→ Task
Gather all lines in the records below that include the word "this".

Record extracts below:

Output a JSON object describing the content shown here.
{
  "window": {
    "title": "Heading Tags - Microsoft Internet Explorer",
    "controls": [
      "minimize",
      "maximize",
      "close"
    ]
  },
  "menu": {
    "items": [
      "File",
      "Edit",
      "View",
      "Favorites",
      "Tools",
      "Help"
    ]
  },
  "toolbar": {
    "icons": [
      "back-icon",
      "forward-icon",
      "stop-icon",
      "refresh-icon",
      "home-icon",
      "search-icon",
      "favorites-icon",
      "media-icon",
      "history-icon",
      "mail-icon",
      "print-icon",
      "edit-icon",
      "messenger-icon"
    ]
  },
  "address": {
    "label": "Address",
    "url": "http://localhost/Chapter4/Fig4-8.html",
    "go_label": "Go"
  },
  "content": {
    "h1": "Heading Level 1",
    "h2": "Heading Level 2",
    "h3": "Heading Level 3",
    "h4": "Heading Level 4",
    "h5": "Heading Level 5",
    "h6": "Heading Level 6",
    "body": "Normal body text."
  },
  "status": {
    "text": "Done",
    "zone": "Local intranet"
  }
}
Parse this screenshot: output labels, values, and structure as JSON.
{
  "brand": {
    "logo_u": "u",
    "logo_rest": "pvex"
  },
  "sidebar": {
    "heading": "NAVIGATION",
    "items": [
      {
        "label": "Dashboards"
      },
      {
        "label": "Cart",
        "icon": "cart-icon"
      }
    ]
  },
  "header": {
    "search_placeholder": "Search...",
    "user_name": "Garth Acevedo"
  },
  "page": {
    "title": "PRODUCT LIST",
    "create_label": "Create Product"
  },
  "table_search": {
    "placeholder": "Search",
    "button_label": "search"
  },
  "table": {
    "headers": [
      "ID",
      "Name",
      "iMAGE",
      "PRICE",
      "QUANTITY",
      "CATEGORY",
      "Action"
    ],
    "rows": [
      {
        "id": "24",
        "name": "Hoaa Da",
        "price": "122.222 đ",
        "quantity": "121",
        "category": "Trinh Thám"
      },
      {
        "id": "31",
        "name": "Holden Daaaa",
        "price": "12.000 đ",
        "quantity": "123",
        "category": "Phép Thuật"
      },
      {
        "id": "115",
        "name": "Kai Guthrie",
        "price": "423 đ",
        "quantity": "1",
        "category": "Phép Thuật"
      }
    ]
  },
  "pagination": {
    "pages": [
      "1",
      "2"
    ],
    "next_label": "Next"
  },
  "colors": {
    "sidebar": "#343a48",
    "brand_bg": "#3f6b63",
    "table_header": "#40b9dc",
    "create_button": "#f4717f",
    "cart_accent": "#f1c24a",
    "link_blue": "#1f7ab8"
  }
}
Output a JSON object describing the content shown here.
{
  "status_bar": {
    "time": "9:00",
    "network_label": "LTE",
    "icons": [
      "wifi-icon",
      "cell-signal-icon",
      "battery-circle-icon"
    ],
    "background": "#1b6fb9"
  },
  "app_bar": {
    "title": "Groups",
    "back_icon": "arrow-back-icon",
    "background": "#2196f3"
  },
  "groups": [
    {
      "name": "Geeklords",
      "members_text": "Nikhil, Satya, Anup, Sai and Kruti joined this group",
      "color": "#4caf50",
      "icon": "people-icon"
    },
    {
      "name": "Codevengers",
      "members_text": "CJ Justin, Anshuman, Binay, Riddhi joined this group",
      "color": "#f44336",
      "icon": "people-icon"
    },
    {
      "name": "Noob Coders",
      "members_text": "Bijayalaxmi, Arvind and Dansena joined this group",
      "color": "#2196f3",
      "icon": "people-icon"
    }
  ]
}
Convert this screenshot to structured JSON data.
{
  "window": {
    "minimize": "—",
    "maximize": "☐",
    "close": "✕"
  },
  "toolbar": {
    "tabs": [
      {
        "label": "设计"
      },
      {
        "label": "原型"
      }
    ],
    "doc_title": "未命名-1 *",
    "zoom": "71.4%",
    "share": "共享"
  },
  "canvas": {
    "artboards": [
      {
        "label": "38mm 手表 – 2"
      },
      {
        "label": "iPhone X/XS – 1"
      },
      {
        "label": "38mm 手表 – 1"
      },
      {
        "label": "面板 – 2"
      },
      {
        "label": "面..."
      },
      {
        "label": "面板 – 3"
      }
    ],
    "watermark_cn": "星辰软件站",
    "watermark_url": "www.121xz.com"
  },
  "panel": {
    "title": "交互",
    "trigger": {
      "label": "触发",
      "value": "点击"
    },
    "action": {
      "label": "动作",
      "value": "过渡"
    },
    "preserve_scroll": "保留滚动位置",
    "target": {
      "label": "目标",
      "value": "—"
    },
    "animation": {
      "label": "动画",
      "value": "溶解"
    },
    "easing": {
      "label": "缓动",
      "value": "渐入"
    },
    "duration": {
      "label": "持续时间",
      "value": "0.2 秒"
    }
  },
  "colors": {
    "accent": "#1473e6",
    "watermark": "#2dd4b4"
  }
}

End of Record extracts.

→ Answer box
Parse this screenshot: output labels, values, and structure as JSON.
      "members_text": "Nikhil, Satya, Anup, Sai and Kruti joined this group",
      "members_text": "CJ Justin, Anshuman, Binay, Riddhi joined this group",
      "members_text": "Bijayalaxmi, Arvind and Dansena joined this group",
Convert this screenshot to structured JSON data.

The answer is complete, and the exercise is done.